Another notable figure in the world of drawing music is Norman McLaren, who literally painted or drew directly on the soundtrack portion of his animated films.
The soundtrack for his film Neighbors , which won an academy award in 1952, was produced this way.
Theres a short documentary on his process here .
On the more avant-garde side, Iannis Xenakis had designed a computer-based system called the UPIC in the late 1970s in which you could directly draw waveforms and then direct their frequencies over time by drawing into a graphics tablet.
He used this to compose his piece Mycenae Alpha .
This page  has a really great run-down of optical synthesis in general, which includes a number of individuals and systems involved in directly drawing sound and music.
Some of the visual sound designs used in these systems are quite striking, for instance the variophone  or Yankovsky's painted soundtracks .
 Demo of my research software here: https://www.youtube.com/watch?v=Tdj5e82nPHQ
The synthesizer is available here : https://www.fsynth.com
One wonders what Daphne would have thought of tools such as yours, and as well of course things like U&I's MetaSynth:
Maybe Ill post a Show HN here when I publicly release the app over the summer.

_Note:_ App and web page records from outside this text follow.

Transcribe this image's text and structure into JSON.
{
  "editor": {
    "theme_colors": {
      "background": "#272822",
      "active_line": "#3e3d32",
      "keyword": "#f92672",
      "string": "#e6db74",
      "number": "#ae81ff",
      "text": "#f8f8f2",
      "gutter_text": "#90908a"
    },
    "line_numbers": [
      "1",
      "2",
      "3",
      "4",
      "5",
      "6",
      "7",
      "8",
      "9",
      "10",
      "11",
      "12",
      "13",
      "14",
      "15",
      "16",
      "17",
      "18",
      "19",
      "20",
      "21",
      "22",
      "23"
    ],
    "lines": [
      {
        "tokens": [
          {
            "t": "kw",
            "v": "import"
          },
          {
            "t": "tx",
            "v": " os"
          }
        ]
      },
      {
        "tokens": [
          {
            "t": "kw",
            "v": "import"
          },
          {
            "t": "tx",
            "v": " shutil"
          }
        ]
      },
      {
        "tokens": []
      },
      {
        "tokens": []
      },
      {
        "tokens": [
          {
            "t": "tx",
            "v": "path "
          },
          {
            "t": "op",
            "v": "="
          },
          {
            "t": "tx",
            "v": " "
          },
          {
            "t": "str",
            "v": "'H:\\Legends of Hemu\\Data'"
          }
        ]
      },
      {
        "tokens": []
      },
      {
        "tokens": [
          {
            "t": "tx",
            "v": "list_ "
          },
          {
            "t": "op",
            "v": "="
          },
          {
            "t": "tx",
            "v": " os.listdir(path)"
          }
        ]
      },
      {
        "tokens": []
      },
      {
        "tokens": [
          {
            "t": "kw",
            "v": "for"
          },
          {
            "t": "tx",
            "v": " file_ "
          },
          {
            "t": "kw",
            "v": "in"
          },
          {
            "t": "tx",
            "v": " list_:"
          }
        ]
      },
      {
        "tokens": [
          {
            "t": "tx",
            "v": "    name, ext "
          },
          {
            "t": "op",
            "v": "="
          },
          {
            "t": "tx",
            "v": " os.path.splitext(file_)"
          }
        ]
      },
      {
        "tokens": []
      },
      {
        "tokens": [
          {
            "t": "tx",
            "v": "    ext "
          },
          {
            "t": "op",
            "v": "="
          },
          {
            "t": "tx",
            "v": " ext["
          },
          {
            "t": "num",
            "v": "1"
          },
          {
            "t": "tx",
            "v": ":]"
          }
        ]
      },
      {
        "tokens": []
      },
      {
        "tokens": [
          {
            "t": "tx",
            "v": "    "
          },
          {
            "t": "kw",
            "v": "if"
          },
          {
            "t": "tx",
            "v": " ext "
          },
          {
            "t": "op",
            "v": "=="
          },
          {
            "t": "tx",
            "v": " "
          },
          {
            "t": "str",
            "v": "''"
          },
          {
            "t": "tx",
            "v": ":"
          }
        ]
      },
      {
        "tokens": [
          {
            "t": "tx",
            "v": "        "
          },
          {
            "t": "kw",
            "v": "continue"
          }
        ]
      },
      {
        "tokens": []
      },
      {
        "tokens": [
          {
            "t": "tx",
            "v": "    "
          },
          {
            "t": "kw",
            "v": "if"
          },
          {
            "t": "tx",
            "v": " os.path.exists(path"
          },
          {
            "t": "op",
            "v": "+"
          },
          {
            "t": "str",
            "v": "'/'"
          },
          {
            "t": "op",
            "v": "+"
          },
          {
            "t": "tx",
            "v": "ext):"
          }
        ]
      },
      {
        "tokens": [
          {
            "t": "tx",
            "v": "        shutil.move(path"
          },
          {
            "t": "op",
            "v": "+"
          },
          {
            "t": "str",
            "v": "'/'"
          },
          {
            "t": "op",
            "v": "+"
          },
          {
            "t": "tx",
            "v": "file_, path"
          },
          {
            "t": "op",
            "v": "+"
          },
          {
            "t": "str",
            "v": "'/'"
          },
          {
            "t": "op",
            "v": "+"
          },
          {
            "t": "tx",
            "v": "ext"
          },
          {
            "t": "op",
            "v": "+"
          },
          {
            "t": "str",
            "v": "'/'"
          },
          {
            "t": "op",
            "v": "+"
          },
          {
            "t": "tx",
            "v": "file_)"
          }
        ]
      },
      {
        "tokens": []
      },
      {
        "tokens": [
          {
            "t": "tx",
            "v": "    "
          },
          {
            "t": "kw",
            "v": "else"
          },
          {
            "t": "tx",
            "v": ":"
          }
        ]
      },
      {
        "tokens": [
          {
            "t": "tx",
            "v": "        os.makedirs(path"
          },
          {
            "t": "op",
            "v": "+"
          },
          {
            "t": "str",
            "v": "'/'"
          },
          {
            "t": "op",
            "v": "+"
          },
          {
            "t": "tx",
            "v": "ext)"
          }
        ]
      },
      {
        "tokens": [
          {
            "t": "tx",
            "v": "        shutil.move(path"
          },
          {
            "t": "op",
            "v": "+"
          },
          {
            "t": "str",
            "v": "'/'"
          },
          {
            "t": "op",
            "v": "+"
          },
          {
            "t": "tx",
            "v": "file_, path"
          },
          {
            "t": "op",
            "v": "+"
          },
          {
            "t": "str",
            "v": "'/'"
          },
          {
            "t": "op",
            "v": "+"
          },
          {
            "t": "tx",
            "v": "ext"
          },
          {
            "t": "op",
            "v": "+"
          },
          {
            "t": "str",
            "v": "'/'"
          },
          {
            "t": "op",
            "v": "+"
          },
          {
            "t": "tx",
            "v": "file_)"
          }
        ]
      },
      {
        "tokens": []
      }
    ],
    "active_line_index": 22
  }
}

Not sure which machine came first, but around the time of the UPIC system you mentioned the Fairlight CMI was released, which (amongst its other functions) allowed users to draw out waveforms using a lightpen:
This video shows Peter Gabriel playing around with a Fairlight CMI, from what I remember I don't think it shows the waveform drawing but it gives some idea of what it was capable of:
FWIW The most general wikipedia article and category that comes close to covering what you describe as "optical synthesis" is
The page emphasises the optical film soundtrack (on celluloid) as a medium for experimentation, which is something I'm fascinated by.
The gender aspect is interesting too, maybe related to ideas like Papert and Turkle's. There are at least two female film artists who have done interesting critical work with the optical film track:
also, in a different way,
whose work has, AFAIK, included providing replica tapes for the Oramics machine when it was displayed at the Science Museum.
There's also of course the very famous and female Delia Derbyshire, working in a similar milieu to Oram, but without pursuing the graphical aspect.
I'm sure you're aware of this, but for the record, there's a physical archive of Oram material at Goldsmiths in London:
The man in charge is Mick Grierson, an old Dorkbot London hand.
Your software looks excellent. Very intuitive version of what others try to do textually
On slide 16 of that set Hudak uses the dreaded Haskell monads (well, arrows) to compose a synthesis setup (a model of a flute), but it's an excellent example of something that could be done so much less opaquely in a graphical environment like yours)